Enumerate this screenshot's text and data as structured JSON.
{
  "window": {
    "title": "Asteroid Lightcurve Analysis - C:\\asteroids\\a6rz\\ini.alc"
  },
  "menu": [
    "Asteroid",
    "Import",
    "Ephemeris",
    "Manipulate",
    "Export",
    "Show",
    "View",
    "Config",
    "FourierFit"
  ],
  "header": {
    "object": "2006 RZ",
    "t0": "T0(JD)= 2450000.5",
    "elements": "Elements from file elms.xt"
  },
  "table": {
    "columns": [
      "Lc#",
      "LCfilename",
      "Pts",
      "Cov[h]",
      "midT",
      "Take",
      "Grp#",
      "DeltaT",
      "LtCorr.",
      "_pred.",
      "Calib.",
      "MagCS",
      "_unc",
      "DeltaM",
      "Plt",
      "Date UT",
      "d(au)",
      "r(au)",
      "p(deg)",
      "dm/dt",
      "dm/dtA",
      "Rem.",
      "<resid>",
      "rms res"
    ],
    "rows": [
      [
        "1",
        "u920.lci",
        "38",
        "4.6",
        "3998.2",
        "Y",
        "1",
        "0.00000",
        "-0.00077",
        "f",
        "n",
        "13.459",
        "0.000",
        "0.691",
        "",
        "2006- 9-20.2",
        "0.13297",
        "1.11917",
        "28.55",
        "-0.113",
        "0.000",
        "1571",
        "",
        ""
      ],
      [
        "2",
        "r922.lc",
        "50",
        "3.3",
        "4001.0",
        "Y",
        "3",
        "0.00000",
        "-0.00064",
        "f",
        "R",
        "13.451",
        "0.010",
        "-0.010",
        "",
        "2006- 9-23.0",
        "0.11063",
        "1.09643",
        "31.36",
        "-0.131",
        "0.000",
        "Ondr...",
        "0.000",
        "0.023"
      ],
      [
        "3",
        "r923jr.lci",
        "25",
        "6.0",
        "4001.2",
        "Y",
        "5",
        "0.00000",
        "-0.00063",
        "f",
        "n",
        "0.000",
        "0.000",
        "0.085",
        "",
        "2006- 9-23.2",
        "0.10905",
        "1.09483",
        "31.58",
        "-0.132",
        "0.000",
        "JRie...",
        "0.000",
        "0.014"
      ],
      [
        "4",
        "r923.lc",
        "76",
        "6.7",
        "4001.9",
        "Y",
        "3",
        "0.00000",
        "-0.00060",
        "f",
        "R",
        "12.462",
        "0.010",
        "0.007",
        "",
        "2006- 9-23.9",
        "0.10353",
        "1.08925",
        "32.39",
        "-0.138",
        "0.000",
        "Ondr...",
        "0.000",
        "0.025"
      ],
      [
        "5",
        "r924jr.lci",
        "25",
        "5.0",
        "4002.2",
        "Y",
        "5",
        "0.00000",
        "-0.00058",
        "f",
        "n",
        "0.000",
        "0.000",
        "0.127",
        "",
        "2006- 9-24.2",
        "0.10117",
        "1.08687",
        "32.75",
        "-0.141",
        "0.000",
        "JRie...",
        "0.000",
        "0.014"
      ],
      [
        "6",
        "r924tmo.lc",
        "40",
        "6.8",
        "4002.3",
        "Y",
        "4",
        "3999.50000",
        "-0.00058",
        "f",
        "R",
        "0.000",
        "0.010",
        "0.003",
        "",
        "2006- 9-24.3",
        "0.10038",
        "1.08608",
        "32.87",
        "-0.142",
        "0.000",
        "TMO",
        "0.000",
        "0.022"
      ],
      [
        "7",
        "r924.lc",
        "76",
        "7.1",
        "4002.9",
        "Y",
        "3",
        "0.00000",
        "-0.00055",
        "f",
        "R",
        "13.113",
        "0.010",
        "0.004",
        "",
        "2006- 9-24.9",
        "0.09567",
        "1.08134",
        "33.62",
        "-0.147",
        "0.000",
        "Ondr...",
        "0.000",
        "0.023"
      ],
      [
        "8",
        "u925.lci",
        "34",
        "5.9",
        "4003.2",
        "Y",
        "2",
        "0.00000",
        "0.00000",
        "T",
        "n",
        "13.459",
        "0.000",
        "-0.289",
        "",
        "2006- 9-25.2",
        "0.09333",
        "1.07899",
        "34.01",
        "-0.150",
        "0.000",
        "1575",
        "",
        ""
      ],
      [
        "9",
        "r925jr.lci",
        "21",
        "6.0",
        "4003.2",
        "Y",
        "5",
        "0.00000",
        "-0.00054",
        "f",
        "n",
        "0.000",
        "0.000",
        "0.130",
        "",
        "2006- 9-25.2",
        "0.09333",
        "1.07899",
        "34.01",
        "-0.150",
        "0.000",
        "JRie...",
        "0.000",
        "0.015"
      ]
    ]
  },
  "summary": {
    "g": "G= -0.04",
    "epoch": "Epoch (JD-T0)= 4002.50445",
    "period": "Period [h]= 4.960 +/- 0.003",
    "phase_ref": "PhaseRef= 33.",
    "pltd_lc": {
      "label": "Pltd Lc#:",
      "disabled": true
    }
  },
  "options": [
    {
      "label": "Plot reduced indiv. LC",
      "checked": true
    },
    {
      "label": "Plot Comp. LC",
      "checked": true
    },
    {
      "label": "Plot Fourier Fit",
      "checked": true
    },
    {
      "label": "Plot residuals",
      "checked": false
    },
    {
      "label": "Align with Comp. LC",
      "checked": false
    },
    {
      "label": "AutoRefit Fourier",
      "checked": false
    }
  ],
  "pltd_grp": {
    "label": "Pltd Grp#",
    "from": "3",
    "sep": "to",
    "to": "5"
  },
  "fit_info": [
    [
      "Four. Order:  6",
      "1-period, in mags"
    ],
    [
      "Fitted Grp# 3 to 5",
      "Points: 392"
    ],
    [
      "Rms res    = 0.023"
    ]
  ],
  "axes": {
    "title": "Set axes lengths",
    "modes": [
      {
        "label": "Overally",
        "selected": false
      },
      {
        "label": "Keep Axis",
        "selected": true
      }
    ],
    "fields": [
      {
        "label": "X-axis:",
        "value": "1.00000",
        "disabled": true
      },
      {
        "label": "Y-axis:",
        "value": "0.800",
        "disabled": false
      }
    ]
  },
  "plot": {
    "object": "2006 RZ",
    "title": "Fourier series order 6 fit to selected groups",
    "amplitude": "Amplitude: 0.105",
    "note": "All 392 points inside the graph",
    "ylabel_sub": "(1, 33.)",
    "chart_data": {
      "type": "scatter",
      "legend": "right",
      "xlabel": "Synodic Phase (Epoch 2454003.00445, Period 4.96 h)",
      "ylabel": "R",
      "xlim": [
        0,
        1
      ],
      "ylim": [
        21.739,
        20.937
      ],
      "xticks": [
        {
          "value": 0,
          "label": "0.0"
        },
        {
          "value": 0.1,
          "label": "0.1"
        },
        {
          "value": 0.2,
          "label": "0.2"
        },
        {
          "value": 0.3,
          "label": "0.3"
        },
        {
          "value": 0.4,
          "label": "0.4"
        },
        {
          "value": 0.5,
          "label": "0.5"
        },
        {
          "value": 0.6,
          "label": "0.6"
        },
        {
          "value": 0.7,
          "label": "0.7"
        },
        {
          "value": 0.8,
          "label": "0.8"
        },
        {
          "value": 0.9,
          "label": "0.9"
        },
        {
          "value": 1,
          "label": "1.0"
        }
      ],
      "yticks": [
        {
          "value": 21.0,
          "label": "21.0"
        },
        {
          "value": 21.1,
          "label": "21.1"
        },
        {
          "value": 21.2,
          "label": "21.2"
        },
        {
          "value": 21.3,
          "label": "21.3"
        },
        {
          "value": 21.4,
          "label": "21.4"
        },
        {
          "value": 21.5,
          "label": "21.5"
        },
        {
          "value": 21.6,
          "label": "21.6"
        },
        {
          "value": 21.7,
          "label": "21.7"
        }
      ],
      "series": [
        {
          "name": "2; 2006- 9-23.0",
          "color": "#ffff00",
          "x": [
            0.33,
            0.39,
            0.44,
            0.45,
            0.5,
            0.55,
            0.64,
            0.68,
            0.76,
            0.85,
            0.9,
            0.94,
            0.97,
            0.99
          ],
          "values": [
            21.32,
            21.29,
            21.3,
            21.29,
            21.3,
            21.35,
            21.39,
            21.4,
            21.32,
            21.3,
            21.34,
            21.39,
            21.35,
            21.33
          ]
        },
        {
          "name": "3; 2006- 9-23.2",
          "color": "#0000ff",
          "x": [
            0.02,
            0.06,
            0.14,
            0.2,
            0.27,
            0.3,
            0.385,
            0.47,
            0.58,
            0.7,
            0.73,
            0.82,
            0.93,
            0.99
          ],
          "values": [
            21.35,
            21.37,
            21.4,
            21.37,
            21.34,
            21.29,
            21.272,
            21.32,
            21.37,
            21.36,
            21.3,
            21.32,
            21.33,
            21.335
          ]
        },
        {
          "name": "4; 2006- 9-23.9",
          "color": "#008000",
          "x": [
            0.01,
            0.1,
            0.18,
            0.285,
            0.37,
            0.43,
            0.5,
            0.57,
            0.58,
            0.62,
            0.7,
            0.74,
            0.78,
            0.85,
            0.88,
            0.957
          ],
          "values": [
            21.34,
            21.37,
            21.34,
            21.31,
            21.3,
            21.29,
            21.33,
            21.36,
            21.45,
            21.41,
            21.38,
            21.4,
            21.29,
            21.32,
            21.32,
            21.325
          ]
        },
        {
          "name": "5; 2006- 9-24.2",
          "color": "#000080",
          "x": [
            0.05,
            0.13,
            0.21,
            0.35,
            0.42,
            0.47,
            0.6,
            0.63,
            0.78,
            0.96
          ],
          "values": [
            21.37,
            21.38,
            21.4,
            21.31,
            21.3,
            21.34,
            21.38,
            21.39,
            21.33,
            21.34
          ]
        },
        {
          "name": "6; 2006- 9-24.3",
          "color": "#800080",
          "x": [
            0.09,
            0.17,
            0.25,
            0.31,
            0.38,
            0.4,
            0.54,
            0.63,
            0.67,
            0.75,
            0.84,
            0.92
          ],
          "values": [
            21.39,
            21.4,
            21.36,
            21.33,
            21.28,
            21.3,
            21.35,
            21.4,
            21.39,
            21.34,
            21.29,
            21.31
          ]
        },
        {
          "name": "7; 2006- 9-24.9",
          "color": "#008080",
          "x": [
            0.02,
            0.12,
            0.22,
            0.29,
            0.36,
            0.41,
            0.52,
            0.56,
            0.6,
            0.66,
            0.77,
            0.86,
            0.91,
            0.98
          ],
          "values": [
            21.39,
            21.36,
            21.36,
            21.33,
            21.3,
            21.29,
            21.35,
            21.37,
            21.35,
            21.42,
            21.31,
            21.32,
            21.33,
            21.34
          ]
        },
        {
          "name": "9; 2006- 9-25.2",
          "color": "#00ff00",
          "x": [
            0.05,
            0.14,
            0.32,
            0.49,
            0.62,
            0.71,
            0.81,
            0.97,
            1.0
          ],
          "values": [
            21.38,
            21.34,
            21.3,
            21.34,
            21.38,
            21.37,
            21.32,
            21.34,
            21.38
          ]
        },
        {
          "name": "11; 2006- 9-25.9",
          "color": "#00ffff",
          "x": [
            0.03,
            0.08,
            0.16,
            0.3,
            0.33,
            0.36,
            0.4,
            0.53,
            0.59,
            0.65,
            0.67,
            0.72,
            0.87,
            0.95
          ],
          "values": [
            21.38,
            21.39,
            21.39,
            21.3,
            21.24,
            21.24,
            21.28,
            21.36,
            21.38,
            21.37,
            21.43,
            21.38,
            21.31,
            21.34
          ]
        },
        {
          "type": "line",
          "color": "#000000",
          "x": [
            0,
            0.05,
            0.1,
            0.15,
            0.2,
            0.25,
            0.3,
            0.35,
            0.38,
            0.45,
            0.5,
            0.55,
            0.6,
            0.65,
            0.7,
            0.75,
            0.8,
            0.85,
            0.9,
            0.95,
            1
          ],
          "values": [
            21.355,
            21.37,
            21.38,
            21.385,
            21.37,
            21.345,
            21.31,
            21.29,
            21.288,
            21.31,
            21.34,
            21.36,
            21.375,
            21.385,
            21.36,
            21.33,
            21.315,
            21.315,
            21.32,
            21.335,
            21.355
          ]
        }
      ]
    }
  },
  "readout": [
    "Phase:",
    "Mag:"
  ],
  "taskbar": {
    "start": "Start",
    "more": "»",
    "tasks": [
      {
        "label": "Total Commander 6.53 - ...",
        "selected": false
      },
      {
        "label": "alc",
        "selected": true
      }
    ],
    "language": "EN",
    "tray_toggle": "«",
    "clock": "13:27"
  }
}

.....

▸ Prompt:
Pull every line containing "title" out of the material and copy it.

▸ Reply:
    "title": "Asteroid Lightcurve Analysis - C:\\asteroids\\a6rz\\ini.alc"
    "title": "Set axes lengths",
    "title": "Fourier series order 6 fit to selected groups",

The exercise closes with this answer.